The U.S. Federal Reserve faces its biggest dilemma yet as mistakes from the past come back to haunt, warns the CEO of one of the world’s largest independent financial advisory, asset management and fintech organisations.
The stark warning from deVere Group’s Nigel Green comes as US CPI data published yesterday reveals that core inflation rose in February in the world’s largest economy.
He says: “The headline CPI last month had risen by 6% from last year, down from the 6.4% pace recorded in January, as expected.
“However, core inflation which takes out volatile elements such as food and energy prices, jumped 0.5% on the month and 5.5% on the year.
“This presents the biggest dilemma yet for the Fed.”
Nigel Green continues: “The U.S. central bank has the unenviable task of trying to cool high inflation – which remains stubbornly high and with core inflation on the rise again – despite one of the most aggressive rate hike programs in the world, as well as maintaining financial stability, in the face of the second and third biggest bank failures in U.S. history in recent days.
“It’s time for an honest conversation. The Fed has already spectacularly failed to control inflation so far.
“Now, they need to roll higher rates to cool inflation, but these pumped-up rates could trigger yet more problems for the critical banking sector.
“Investors are increasingly concerned that the Fed’s overtightening now – when monetary policy time lags are notoriously long – could steer the U.S. economy into a recession.”

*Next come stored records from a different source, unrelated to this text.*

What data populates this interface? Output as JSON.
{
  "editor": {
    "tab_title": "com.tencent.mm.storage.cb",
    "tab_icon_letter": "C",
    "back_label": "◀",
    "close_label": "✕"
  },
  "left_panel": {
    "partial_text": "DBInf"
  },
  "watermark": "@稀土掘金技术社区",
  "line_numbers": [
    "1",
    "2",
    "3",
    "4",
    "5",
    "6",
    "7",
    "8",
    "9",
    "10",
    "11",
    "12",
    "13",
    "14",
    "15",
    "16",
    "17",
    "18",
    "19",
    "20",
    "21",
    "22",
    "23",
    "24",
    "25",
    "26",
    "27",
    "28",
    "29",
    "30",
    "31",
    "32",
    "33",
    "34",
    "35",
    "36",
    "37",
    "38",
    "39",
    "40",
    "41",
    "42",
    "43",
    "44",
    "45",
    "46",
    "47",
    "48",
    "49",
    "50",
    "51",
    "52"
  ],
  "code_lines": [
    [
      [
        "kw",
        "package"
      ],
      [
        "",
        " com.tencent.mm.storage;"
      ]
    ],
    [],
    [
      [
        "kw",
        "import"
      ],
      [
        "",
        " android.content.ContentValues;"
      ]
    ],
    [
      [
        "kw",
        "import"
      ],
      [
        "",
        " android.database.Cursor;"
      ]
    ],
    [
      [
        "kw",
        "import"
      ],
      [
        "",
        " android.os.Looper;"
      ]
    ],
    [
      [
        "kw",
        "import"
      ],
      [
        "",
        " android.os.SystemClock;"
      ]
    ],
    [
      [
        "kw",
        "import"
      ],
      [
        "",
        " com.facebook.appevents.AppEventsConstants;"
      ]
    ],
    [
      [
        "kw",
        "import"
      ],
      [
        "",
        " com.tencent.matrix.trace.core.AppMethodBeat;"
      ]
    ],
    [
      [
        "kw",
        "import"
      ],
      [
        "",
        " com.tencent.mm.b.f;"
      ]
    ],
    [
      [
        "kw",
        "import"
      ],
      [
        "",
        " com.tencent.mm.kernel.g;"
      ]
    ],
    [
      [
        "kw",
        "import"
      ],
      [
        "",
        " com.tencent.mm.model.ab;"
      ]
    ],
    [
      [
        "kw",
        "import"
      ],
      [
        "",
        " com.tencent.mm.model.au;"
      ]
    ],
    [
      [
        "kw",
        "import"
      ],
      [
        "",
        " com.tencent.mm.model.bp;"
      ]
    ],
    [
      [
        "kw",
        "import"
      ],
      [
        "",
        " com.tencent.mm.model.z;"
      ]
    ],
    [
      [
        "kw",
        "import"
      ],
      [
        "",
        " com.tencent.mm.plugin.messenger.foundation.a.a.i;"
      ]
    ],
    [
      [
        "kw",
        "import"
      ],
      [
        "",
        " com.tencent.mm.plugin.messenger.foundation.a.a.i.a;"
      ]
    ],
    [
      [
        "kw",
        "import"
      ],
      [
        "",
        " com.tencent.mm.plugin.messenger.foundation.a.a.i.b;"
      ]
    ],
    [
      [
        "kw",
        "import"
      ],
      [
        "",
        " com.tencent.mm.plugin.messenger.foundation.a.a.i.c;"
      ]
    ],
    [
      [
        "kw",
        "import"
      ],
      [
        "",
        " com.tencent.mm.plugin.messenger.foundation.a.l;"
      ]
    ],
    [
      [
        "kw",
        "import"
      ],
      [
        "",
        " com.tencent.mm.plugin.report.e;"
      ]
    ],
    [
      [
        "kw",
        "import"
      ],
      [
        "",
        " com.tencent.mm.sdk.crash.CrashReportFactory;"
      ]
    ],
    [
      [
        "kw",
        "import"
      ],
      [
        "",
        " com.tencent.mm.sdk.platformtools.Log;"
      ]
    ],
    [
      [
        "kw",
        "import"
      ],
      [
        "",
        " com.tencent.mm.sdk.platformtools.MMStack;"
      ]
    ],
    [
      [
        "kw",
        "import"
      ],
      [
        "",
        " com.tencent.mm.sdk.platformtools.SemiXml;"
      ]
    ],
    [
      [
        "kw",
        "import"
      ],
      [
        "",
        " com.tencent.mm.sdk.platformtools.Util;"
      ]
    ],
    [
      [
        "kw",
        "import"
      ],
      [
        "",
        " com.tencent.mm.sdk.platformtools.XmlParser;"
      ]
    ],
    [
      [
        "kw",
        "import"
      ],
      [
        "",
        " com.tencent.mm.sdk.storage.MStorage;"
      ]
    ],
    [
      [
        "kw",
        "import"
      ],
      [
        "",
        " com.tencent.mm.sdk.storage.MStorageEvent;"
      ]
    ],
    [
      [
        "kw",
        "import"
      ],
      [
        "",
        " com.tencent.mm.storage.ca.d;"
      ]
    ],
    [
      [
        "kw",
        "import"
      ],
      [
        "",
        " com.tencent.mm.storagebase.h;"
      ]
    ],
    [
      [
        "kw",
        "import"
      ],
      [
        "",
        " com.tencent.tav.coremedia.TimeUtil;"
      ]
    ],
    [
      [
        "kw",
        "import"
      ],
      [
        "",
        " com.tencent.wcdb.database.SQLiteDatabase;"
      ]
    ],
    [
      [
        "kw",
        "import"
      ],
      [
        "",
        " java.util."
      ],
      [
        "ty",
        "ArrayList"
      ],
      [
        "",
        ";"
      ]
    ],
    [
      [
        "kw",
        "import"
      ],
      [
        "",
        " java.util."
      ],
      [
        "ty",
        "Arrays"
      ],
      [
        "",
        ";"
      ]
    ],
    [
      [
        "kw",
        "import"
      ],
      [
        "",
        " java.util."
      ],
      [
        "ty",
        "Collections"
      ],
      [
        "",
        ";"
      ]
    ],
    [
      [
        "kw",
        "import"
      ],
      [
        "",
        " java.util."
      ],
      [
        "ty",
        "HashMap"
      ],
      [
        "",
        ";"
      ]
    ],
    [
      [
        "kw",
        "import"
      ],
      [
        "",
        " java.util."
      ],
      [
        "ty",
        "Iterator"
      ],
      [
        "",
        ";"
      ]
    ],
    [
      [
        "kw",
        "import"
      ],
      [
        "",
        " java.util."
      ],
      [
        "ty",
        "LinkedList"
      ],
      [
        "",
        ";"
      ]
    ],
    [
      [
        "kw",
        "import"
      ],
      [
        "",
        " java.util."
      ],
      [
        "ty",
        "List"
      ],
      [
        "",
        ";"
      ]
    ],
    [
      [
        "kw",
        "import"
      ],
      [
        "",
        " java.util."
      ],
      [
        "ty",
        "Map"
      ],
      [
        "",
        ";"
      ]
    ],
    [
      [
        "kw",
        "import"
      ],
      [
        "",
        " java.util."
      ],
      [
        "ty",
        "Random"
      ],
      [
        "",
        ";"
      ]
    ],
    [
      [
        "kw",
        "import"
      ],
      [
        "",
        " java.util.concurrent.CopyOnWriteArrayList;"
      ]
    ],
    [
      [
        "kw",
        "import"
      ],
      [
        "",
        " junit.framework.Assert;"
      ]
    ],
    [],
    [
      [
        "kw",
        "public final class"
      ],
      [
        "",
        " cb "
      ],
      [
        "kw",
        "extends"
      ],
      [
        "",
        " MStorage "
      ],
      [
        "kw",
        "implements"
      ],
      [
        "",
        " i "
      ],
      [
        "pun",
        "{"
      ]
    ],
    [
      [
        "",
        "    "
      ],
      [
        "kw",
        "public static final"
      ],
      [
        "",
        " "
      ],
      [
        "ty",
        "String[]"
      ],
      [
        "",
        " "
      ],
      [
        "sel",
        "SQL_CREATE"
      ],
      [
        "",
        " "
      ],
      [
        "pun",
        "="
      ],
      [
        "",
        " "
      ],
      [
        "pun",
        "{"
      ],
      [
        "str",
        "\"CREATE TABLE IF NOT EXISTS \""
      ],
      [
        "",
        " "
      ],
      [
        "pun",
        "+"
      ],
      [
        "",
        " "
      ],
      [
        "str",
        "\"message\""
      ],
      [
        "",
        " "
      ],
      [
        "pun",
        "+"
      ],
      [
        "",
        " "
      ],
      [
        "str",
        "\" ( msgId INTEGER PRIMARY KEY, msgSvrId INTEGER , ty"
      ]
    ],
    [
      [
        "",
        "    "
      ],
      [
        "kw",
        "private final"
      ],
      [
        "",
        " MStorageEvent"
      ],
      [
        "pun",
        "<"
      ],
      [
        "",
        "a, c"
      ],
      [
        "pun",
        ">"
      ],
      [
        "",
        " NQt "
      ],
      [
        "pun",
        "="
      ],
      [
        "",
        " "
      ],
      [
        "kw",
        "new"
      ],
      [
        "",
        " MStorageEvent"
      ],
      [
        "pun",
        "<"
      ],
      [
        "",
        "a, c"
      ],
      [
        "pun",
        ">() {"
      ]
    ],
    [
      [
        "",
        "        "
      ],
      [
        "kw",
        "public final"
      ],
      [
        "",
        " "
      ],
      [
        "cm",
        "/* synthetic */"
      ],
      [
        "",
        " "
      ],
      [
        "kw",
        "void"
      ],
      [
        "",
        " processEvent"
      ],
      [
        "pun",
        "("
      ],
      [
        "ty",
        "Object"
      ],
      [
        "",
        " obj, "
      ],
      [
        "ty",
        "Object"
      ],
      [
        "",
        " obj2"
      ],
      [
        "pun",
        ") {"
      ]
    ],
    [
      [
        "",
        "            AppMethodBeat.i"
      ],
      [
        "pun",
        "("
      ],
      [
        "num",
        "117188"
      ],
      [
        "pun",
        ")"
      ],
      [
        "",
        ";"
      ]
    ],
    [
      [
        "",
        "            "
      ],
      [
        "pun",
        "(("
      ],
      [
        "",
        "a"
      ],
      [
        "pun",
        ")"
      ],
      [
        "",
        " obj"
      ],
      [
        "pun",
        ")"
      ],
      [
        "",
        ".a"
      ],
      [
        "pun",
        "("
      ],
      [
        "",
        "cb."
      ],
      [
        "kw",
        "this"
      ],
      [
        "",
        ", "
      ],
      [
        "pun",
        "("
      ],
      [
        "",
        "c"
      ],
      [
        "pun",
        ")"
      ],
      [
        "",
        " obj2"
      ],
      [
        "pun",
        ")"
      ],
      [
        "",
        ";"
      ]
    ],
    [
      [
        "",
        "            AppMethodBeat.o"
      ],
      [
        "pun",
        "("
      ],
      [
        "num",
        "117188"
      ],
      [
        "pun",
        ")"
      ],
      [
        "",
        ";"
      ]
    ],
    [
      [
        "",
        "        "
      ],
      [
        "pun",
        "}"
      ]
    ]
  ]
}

The time lag in monetary policies is very high. Economists estimate interest rate changes take up to 18 months to have the full effect. This means monetary policymakers need to try and predict the state of the economy for up to 18 months ahead.
“We expect the central bank will remain hawkish. They will argue there’s not enough evidence to revise the hikes.”
The deVere CEO says, “mistakes from the past come back to haunt” the Federal Reserve.
“The Fed didn’t act quickly enough to tame inflation. They resisted raising interest rates from near-zero levels for most of 2021, even as prices began shooting up due to pandemic-related supply chain snarls, Covid outbreaks and a persistent labour shortage, amongst other issues,” he notes. “This all leads to sky-high inflation – and especially wage inflation.”
It would seem that the Fed hasn’t learned the lessons from the 1980s.
“During much of the 1970s, the U.S. central bank refused to roll out rate hikes, probably due to political pressure from leaders unwilling to allow higher unemployment on their watch.
“Of course, this made workers keep asking for ever higher salaries, which forced businesses to keep increasing prices to compensate, and which led to the infamous 1980’s wage-price spiral and the recession.”
The deVere chief also flags not bringing quantitative easing (Q.E.) to an end sooner as another potential mistake made by the Fed.
In 2022, the Fed brought an end to its Q.E. policy involving purchases of Treasury and mortgage-backed securities. Q.E. was aimed at providing more liquidity to capital markets.
“Could Q.E. have helped spur inflation as the increased money supply resulted in too much money chasing too few goods and services at that time?” he asks.
Nigel Green concludes: “Mistakes of the past are coming back to haunt the Fed as they face their toughest decision yet at their next meeting on March 22.”